| Priority actions for governments, industries and communities
In order for Australia to take full advantage of the potential benefits of AI technologies, it will be critical to build the right environment for effective adoption, adaptation and development. Barriers to innovation, growth and adoption need to be removed, and government, industry and community organisations need to be the catalyst.
There are seven key things that need to be done in order to prepare for a future with AI:
- Develop an AI specialist technical workforce to meet the operational needs of industry. We estimate that up to 161,000 AI specialist workers will be needed by 2030.
- Help workers whose jobs are likely to be positively or negatively impacted by AI and related digital technologies make early and strategic career transitions.
- Ensure effective data governance and access as AI is typically data hungry and machine learning algorithms need ‘training data’ to be developed and tested.
- Build trust in AI by ensuring high standards and transparency for all applications developed and applied in Australia because without trust people are unlikely to adopt AI technologies.
- Increase the activity within the science, research and technology development pipeline to ensure advanced AI capabilities for government and industry in the future.
- Improve digital infrastructure (for data transmission, storage, analysis and acquisition) and cybersecurity so that AI can be safely and effectively used across Australian cities and regions.

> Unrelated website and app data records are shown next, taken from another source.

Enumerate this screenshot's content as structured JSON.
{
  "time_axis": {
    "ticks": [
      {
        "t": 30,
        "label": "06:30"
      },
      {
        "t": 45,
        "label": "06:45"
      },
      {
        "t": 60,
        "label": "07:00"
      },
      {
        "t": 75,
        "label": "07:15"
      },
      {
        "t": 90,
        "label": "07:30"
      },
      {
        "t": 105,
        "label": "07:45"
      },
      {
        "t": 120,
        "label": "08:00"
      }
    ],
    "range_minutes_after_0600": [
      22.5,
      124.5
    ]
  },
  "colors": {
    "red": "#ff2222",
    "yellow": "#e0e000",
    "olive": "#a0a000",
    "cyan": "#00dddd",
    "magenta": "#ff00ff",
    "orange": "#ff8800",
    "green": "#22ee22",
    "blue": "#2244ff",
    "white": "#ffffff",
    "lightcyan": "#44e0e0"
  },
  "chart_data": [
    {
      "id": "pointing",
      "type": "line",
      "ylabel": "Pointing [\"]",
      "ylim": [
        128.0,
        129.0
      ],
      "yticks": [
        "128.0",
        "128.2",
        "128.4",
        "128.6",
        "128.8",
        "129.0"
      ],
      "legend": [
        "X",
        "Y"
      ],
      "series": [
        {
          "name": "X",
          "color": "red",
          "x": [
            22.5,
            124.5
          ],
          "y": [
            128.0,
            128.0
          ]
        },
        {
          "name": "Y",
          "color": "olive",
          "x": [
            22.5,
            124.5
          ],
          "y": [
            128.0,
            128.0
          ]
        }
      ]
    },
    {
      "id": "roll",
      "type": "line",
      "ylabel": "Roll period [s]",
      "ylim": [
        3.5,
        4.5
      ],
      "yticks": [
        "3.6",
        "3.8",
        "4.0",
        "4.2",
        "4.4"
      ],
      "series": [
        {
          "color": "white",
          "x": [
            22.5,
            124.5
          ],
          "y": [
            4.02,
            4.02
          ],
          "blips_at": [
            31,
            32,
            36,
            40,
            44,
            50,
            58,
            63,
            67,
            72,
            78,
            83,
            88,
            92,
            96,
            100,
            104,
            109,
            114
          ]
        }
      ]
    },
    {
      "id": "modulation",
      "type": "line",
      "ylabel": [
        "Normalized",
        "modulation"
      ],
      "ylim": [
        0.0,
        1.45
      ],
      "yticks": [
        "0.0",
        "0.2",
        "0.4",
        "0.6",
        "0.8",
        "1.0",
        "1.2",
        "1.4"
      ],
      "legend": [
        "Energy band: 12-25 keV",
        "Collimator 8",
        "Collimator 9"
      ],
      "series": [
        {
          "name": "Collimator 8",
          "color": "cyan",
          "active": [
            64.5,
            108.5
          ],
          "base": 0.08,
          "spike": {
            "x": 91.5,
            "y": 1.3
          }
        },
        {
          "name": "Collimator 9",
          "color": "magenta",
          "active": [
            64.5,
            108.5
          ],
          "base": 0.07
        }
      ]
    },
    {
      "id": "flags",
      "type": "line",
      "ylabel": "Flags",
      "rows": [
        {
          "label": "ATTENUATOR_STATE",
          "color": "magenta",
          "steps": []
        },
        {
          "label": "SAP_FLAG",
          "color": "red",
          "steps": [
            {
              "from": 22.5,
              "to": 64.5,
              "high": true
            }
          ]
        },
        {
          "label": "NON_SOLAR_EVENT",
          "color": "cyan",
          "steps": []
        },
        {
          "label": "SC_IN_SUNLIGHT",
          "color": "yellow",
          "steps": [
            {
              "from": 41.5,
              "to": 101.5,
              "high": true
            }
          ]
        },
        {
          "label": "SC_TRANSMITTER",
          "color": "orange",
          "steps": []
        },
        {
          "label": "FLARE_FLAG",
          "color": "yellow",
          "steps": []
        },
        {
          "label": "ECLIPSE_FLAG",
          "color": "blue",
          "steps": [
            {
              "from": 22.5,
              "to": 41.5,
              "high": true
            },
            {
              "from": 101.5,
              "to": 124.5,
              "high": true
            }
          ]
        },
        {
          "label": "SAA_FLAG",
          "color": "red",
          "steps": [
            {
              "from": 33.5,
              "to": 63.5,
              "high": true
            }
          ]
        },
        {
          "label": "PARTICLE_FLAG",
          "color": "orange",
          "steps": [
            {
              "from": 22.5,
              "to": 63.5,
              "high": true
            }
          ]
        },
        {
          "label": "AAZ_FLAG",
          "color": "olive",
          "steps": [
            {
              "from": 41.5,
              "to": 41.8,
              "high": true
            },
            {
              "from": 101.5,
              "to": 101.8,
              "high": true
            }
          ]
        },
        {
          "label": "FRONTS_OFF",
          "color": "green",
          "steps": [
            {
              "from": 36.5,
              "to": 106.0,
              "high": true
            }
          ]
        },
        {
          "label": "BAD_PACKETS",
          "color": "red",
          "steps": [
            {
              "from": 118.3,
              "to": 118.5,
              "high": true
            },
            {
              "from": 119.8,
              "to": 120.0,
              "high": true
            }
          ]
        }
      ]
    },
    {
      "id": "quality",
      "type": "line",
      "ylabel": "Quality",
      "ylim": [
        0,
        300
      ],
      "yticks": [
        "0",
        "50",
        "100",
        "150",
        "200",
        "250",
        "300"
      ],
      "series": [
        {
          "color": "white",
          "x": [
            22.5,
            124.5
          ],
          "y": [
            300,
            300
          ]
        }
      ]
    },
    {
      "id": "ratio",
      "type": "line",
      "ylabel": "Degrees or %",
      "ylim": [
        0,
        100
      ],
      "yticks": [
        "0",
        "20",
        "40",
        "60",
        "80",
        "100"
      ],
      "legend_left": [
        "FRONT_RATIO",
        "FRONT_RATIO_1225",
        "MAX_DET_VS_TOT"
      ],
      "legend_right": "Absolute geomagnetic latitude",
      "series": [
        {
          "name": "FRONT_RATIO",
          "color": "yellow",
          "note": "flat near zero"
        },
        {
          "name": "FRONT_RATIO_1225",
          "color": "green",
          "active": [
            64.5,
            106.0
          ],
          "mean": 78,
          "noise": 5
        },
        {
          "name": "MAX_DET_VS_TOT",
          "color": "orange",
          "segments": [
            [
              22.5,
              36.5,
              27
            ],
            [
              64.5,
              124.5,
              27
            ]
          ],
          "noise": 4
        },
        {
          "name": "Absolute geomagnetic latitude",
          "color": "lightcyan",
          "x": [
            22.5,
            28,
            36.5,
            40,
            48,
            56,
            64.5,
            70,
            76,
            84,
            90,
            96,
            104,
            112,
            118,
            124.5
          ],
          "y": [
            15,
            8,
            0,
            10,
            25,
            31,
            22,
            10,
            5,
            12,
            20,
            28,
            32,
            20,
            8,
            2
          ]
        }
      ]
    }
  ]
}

- Develop appropriate systems and standards to ensure safe, quality‑assured, interoperable.
A number of strategies and collaboration across industries, governments and communities is necessary to achieve these goals, and keep Australia competitive and prepared for an AI-capable future.
Data61’s AI Roadmap, developed in conjunction with the Australian Government, details the opportunities for Australia to capitalise on AI, and offers recommendations on how to make an AI-effective future a reality.
Download the AI Roadmap here.